→ Problem statement: Every record below is to be restated word for word.

+ + + +

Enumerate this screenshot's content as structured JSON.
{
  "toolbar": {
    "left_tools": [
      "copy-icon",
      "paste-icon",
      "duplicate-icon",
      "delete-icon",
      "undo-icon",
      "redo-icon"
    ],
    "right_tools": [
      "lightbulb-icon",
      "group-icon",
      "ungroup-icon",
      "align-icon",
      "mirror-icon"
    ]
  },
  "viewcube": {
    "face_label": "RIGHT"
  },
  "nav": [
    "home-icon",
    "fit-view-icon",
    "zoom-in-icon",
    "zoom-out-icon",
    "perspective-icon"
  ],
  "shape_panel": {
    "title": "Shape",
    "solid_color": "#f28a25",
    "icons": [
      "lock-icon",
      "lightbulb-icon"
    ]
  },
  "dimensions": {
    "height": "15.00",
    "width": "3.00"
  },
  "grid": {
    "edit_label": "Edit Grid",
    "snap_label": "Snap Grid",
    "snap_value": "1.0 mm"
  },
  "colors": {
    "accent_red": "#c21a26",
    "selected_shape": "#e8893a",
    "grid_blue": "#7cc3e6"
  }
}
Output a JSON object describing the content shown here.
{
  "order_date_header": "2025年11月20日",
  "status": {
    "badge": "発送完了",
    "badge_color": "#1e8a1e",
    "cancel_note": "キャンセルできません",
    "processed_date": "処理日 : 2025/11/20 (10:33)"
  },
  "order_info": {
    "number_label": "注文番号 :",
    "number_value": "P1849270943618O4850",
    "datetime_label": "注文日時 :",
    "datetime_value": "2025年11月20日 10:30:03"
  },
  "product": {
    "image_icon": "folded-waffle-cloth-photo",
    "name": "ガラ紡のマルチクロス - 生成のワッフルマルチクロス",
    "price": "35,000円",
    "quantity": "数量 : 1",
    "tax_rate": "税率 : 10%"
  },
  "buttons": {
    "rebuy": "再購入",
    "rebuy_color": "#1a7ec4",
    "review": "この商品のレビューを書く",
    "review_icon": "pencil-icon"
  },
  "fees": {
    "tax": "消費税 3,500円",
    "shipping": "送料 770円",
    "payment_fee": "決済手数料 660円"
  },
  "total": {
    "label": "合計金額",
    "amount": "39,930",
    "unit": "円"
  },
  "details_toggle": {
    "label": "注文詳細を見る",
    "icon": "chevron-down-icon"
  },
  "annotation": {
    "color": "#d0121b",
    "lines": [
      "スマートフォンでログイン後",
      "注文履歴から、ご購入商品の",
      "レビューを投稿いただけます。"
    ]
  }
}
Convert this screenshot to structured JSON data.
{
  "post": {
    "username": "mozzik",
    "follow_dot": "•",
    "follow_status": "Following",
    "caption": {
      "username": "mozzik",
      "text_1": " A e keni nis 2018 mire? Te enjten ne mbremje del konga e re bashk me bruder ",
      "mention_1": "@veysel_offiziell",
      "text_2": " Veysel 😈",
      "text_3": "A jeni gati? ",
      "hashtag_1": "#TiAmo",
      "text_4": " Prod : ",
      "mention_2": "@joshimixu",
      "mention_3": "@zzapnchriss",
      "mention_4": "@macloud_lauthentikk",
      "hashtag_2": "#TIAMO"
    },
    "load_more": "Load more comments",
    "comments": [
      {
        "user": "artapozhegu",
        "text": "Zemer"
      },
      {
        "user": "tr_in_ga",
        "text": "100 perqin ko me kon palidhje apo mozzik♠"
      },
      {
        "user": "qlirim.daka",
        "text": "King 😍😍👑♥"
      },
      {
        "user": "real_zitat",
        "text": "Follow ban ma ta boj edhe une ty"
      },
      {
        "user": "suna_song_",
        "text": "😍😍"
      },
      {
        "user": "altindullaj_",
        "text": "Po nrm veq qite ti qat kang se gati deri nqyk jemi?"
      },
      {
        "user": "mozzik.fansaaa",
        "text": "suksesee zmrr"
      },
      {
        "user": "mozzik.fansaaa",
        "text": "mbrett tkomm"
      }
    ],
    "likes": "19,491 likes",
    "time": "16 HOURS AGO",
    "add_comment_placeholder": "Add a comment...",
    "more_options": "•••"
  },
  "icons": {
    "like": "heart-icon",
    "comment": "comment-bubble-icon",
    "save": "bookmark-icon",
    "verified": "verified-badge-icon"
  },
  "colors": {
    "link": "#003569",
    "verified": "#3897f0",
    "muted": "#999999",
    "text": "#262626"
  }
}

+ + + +

→ Your response:
Enumerate this screenshot's content as structured JSON.
{
  "toolbar": {
    "left_tools": [
      "copy-icon",
      "paste-icon",
      "duplicate-icon",
      "delete-icon",
      "undo-icon",
      "redo-icon"
    ],
    "right_tools": [
      "lightbulb-icon",
      "group-icon",
      "ungroup-icon",
      "align-icon",
      "mirror-icon"
    ]
  },
  "viewcube": {
    "face_label": "RIGHT"
  },
  "nav": [
    "home-icon",
    "fit-view-icon",
    "zoom-in-icon",
    "zoom-out-icon",
    "perspective-icon"
  ],
  "shape_panel": {
    "title": "Shape",
    "solid_color": "#f28a25",
    "icons": [
      "lock-icon",
      "lightbulb-icon"
    ]
  },
  "dimensions": {
    "height": "15.00",
    "width": "3.00"
  },
  "grid": {
    "edit_label": "Edit Grid",
    "snap_label": "Snap Grid",
    "snap_value": "1.0 mm"
  },
  "colors": {
    "accent_red": "#c21a26",
    "selected_shape": "#e8893a",
    "grid_blue": "#7cc3e6"
  }
}
Output a JSON object describing the content shown here.
{
  "order_date_header": "2025年11月20日",
  "status": {
    "badge": "発送完了",
    "badge_color": "#1e8a1e",
    "cancel_note": "キャンセルできません",
    "processed_date": "処理日 : 2025/11/20 (10:33)"
  },
  "order_info": {
    "number_label": "注文番号 :",
    "number_value": "P1849270943618O4850",
    "datetime_label": "注文日時 :",
    "datetime_value": "2025年11月20日 10:30:03"
  },
  "product": {
    "image_icon": "folded-waffle-cloth-photo",
    "name": "ガラ紡のマルチクロス - 生成のワッフルマルチクロス",
    "price": "35,000円",
    "quantity": "数量 : 1",
    "tax_rate": "税率 : 10%"
  },
  "buttons": {
    "rebuy": "再購入",
    "rebuy_color": "#1a7ec4",
    "review": "この商品のレビューを書く",
    "review_icon": "pencil-icon"
  },
  "fees": {
    "tax": "消費税 3,500円",
    "shipping": "送料 770円",
    "payment_fee": "決済手数料 660円"
  },
  "total": {
    "label": "合計金額",
    "amount": "39,930",
    "unit": "円"
  },
  "details_toggle": {
    "label": "注文詳細を見る",
    "icon": "chevron-down-icon"
  },
  "annotation": {
    "color": "#d0121b",
    "lines": [
      "スマートフォンでログイン後",
      "注文履歴から、ご購入商品の",
      "レビューを投稿いただけます。"
    ]
  }
}
Convert this screenshot to structured JSON data.
{
  "post": {
    "username": "mozzik",
    "follow_dot": "•",
    "follow_status": "Following",
    "caption": {
      "username": "mozzik",
      "text_1": " A e keni nis 2018 mire? Te enjten ne mbremje del konga e re bashk me bruder ",
      "mention_1": "@veysel_offiziell",
      "text_2": " Veysel 😈",
      "text_3": "A jeni gati? ",
      "hashtag_1": "#TiAmo",
      "text_4": " Prod : ",
      "mention_2": "@joshimixu",
      "mention_3": "@zzapnchriss",
      "mention_4": "@macloud_lauthentikk",
      "hashtag_2": "#TIAMO"
    },
    "load_more": "Load more comments",
    "comments": [
      {
        "user": "artapozhegu",
        "text": "Zemer"
      },
      {
        "user": "tr_in_ga",
        "text": "100 perqin ko me kon palidhje apo mozzik♠"
      },
      {
        "user": "qlirim.daka",
        "text": "King 😍😍👑♥"
      },
      {
        "user": "real_zitat",
        "text": "Follow ban ma ta boj edhe une ty"
      },
      {
        "user": "suna_song_",
        "text": "😍😍"
      },
      {
        "user": "altindullaj_",
        "text": "Po nrm veq qite ti qat kang se gati deri nqyk jemi?"
      },
      {
        "user": "mozzik.fansaaa",
        "text": "suksesee zmrr"
      },
      {
        "user": "mozzik.fansaaa",
        "text": "mbrett tkomm"
      }
    ],
    "likes": "19,491 likes",
    "time": "16 HOURS AGO",
    "add_comment_placeholder": "Add a comment...",
    "more_options": "•••"
  },
  "icons": {
    "like": "heart-icon",
    "comment": "comment-bubble-icon",
    "save": "bookmark-icon",
    "verified": "verified-badge-icon"
  },
  "colors": {
    "link": "#003569",
    "verified": "#3897f0",
    "muted": "#999999",
    "text": "#262626"
  }
}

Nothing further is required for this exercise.